Still in the pre-production stage, the system uses a pair of cameras to provide a stereo image to the computer that can then use it to judge distance, in much the same way humans do. However, because it is computer-based, it can make much quicker and more fine-grained comparisons that the human eye and brain are capable of. One example where the system has an advantage over humans is the case of the cyclist that is drifting almost imperceptibly into the lane. The system can see this and warn in advance, while it might be too late to react once the cyclist moves into the driver's field of view.
The technology is much like BMW's system debuted recently on the 7-series, though that technology relies instead on a single night-vision capable camera to extend visibility in low-light conditions.

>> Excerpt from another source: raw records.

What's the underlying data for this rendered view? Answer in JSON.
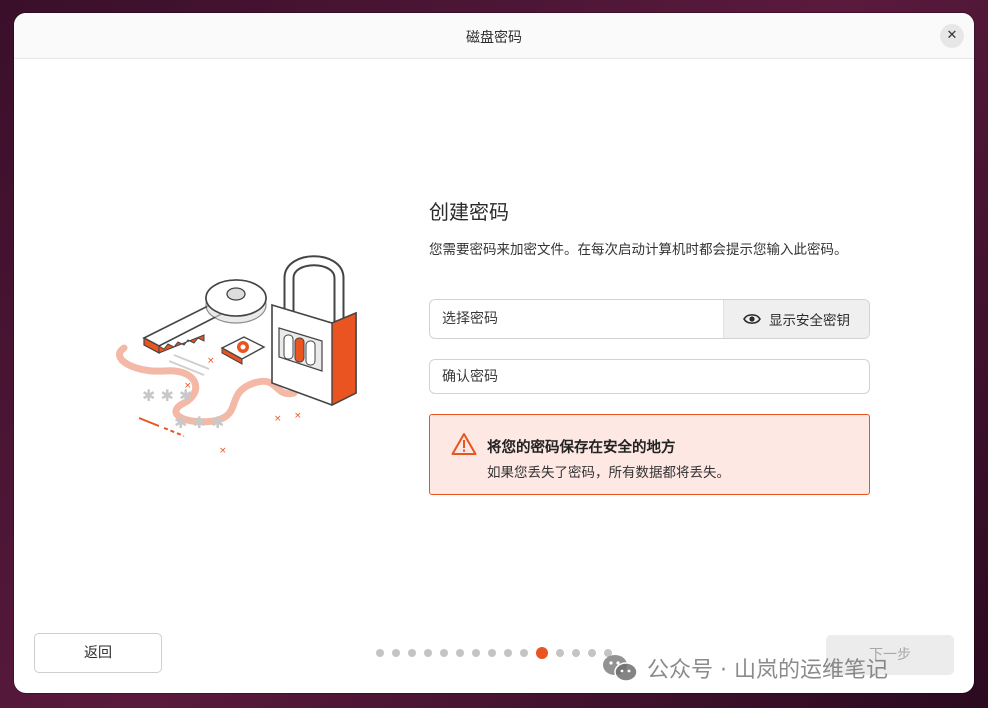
{
  "window": {
    "title": "磁盘密码"
  },
  "main": {
    "heading": "创建密码",
    "description": "您需要密码来加密文件。在每次启动计算机时都会提示您输入此密码。"
  },
  "password_field": {
    "placeholder": "选择密码",
    "value": ""
  },
  "show_key_button": {
    "label": "显示安全密钥",
    "icon": "eye-icon"
  },
  "confirm_field": {
    "placeholder": "确认密码",
    "value": ""
  },
  "warning": {
    "icon": "warning-triangle-icon",
    "title": "将您的密码保存在安全的地方",
    "body": "如果您丢失了密码，所有数据都将丢失。"
  },
  "footer": {
    "back_label": "返回",
    "next_label": "下一步",
    "steps": {
      "total": 15,
      "current": 11
    }
  },
  "watermark": {
    "text": "公众号 · 山岚的运维笔记"
  },
  "colors": {
    "accent": "#e95420",
    "warning_bg": "#fde8e4"
  }
}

The image-processing software performs a similar function in both cases, but Mercedes-Benz claims their stereoscopic solution is unique.

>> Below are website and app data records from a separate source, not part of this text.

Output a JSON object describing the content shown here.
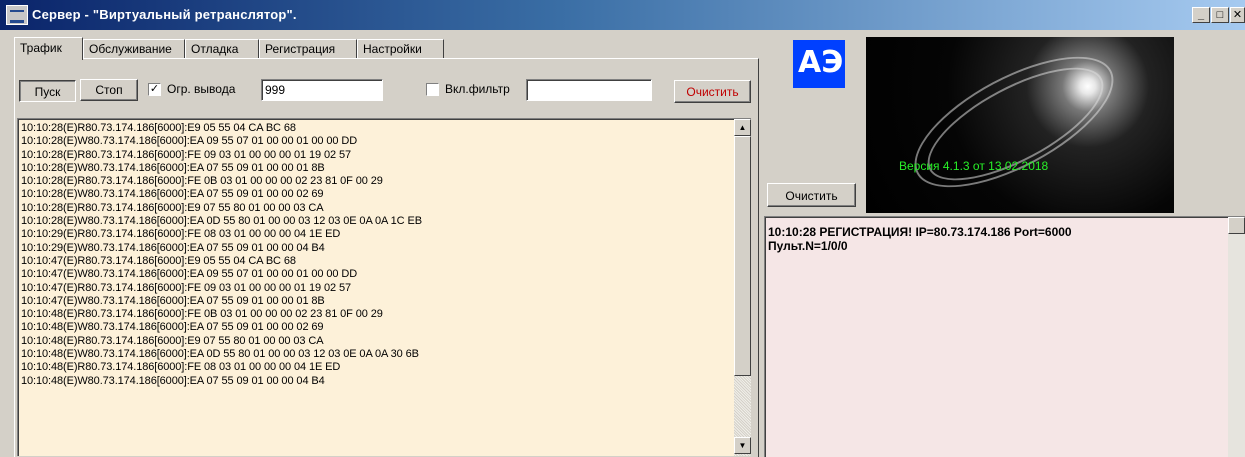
{
  "window": {
    "title": "Сервер - \"Виртуальный ретранслятор\".",
    "min_glyph": "_",
    "max_glyph": "□",
    "close_glyph": "✕"
  },
  "tabs": [
    {
      "label": "Трафик",
      "active": true
    },
    {
      "label": "Обслуживание",
      "active": false
    },
    {
      "label": "Отладка",
      "active": false
    },
    {
      "label": "Регистрация",
      "active": false
    },
    {
      "label": "Настройки",
      "active": false
    }
  ],
  "traffic": {
    "start_label": "Пуск",
    "stop_label": "Стоп",
    "limit_checked": true,
    "limit_label": "Огр. вывода",
    "limit_value": "999",
    "filter_checked": false,
    "filter_label": "Вкл.фильтр",
    "filter_value": "",
    "clear_label": "Очистить",
    "clear_color": "#c00000",
    "log_background": "#fdf1d9",
    "log_lines": [
      "10:10:28(E)R80.73.174.186[6000]:E9 05 55 04 CA BC 68",
      "10:10:28(E)W80.73.174.186[6000]:EA 09 55 07 01 00 00 01 00 00 DD",
      "10:10:28(E)R80.73.174.186[6000]:FE 09 03 01 00 00 00 01 19 02 57",
      "10:10:28(E)W80.73.174.186[6000]:EA 07 55 09 01 00 00 01 8B",
      "10:10:28(E)R80.73.174.186[6000]:FE 0B 03 01 00 00 00 02 23 81 0F 00 29",
      "10:10:28(E)W80.73.174.186[6000]:EA 07 55 09 01 00 00 02 69",
      "10:10:28(E)R80.73.174.186[6000]:E9 07 55 80 01 00 00 03 CA",
      "10:10:28(E)W80.73.174.186[6000]:EA 0D 55 80 01 00 00 03 12 03 0E 0A 0A 1C EB",
      "10:10:29(E)R80.73.174.186[6000]:FE 08 03 01 00 00 00 04 1E ED",
      "10:10:29(E)W80.73.174.186[6000]:EA 07 55 09 01 00 00 04 B4",
      "10:10:47(E)R80.73.174.186[6000]:E9 05 55 04 CA BC 68",
      "10:10:47(E)W80.73.174.186[6000]:EA 09 55 07 01 00 00 01 00 00 DD",
      "10:10:47(E)R80.73.174.186[6000]:FE 09 03 01 00 00 00 01 19 02 57",
      "10:10:47(E)W80.73.174.186[6000]:EA 07 55 09 01 00 00 01 8B",
      "10:10:48(E)R80.73.174.186[6000]:FE 0B 03 01 00 00 00 02 23 81 0F 00 29",
      "10:10:48(E)W80.73.174.186[6000]:EA 07 55 09 01 00 00 02 69",
      "10:10:48(E)R80.73.174.186[6000]:E9 07 55 80 01 00 00 03 CA",
      "10:10:48(E)W80.73.174.186[6000]:EA 0D 55 80 01 00 00 03 12 03 0E 0A 0A 30 6B",
      "10:10:48(E)R80.73.174.186[6000]:FE 08 03 01 00 00 00 04 1E ED",
      "10:10:48(E)W80.73.174.186[6000]:EA 07 55 09 01 00 00 04 B4"
    ]
  },
  "right": {
    "logo_text": "АЭ",
    "version_text": "Версия   4.1.3 от 13.02.2018",
    "version_color": "#28f028",
    "clear_label": "Очистить",
    "message_lines": [
      "10:10:28  РЕГИСТРАЦИЯ! IP=80.73.174.186 Port=6000",
      "Пульт.N=1/0/0"
    ],
    "message_background": "#f5e6e6"
  }
}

Once the system detects a collision course between the car and any object or an unnoticed red light or stop sign, it flashes a visual warning. If the driver does not respond, it then sounds an audible warning as well. If the driver still does not respond, the car will briefly and abruptly brake the car to get the driver's attention.

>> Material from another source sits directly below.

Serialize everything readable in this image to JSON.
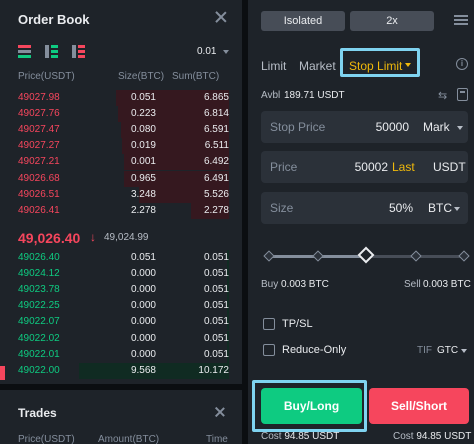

Such technology usually makes its way into the S-Class of cars first amongst Mercedes' lineup, trickling outward through the other models from there. It's not yet known when, or if, this system will go into production, however.